Stored dataset items:
┄┄┄┄┄┄
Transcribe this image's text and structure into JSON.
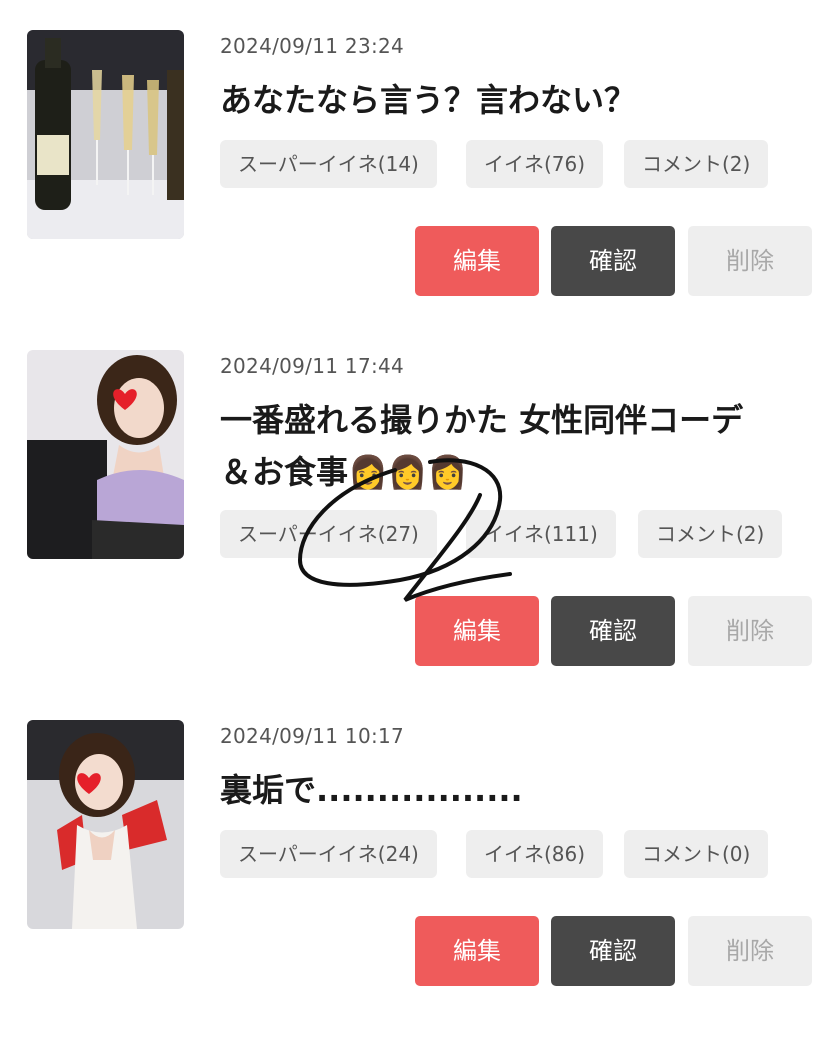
{
  "posts": [
    {
      "date": "2024/09/11 23:24",
      "title": "あなたなら言う？言わない？",
      "super_like": "スーパーイイネ(14)",
      "like": "イイネ(76)",
      "comment": "コメント(2)",
      "thumb_icon": "champagne-photo"
    },
    {
      "date": "2024/09/11 17:44",
      "title": "一番盛れる撮りかた 女性同伴コーデ\n＆お食事👩👩👩",
      "super_like": "スーパーイイネ(27)",
      "like": "イイネ(111)",
      "comment": "コメント(2)",
      "thumb_icon": "woman-selfie-photo"
    },
    {
      "date": "2024/09/11 10:17",
      "title": "裏垢で.................",
      "super_like": "スーパーイイネ(24)",
      "like": "イイネ(86)",
      "comment": "コメント(0)",
      "thumb_icon": "woman-selfie-photo"
    }
  ],
  "actions": {
    "edit_label": "編集",
    "check_label": "確認",
    "delete_label": "削除"
  },
  "colors": {
    "edit": "#ef5b5b",
    "check": "#484848",
    "delete_bg": "#eeeeee",
    "chip_bg": "#eeeeee"
  }
}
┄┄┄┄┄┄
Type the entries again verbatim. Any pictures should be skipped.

Output:
Transcribe this image's text and structure into JSON.
{
  "posts": [
    {
      "date": "2024/09/11 23:24",
      "title": "あなたなら言う？言わない？",
      "super_like": "スーパーイイネ(14)",
      "like": "イイネ(76)",
      "comment": "コメント(2)",
      "thumb_icon": "champagne-photo"
    },
    {
      "date": "2024/09/11 17:44",
      "title": "一番盛れる撮りかた 女性同伴コーデ\n＆お食事👩👩👩",
      "super_like": "スーパーイイネ(27)",
      "like": "イイネ(111)",
      "comment": "コメント(2)",
      "thumb_icon": "woman-selfie-photo"
    },
    {
      "date": "2024/09/11 10:17",
      "title": "裏垢で.................",
      "super_like": "スーパーイイネ(24)",
      "like": "イイネ(86)",
      "comment": "コメント(0)",
      "thumb_icon": "woman-selfie-photo"
    }
  ],
  "actions": {
    "edit_label": "編集",
    "check_label": "確認",
    "delete_label": "削除"
  },
  "colors": {
    "edit": "#ef5b5b",
    "check": "#484848",
    "delete_bg": "#eeeeee",
    "chip_bg": "#eeeeee"
  }
}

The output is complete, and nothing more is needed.